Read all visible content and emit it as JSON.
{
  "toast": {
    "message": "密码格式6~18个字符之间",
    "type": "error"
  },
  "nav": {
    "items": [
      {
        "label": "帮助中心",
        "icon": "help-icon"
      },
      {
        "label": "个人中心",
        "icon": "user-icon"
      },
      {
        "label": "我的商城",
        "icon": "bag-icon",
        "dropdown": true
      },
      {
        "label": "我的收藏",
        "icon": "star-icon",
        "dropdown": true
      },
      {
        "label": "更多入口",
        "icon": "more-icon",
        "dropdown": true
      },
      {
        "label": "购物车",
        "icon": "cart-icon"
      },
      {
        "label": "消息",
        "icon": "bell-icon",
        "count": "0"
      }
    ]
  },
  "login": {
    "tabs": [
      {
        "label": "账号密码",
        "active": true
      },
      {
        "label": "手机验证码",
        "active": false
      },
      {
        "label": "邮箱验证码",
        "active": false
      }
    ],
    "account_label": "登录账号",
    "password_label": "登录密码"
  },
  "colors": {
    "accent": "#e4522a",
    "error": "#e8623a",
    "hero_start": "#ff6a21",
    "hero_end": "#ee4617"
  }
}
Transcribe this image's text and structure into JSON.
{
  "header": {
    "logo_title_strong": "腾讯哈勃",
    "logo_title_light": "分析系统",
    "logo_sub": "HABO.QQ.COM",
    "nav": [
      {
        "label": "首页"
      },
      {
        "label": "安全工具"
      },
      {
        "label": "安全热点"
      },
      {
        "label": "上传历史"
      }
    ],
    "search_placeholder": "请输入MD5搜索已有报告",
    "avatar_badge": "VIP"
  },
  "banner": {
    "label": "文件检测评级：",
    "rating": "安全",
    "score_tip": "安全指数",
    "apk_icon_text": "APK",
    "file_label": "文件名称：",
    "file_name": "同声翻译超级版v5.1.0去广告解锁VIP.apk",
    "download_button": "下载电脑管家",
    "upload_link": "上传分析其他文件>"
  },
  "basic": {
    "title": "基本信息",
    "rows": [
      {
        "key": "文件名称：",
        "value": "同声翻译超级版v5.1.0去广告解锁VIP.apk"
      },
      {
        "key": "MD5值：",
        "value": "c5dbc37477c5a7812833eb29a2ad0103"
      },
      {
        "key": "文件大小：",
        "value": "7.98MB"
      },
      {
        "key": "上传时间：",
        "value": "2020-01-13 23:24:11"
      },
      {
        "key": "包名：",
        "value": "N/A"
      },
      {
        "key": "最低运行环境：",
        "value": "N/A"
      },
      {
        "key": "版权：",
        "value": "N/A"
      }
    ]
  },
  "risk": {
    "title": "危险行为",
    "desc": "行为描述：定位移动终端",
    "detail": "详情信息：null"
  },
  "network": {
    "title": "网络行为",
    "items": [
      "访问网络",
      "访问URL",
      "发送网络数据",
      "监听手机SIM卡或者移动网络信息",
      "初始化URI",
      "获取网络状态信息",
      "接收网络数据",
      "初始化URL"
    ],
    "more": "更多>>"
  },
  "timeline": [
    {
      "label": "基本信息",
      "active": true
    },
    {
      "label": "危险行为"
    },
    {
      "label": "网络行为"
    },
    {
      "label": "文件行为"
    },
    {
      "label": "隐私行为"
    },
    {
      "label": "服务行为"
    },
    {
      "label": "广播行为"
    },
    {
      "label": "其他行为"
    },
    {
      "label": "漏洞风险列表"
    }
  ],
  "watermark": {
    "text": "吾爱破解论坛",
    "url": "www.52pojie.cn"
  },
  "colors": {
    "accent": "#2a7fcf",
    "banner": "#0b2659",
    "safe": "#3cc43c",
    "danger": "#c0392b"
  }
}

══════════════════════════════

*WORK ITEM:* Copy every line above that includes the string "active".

*TASK ANSWER:*
        "active": true
        "active": false
        "active": false
      "active": true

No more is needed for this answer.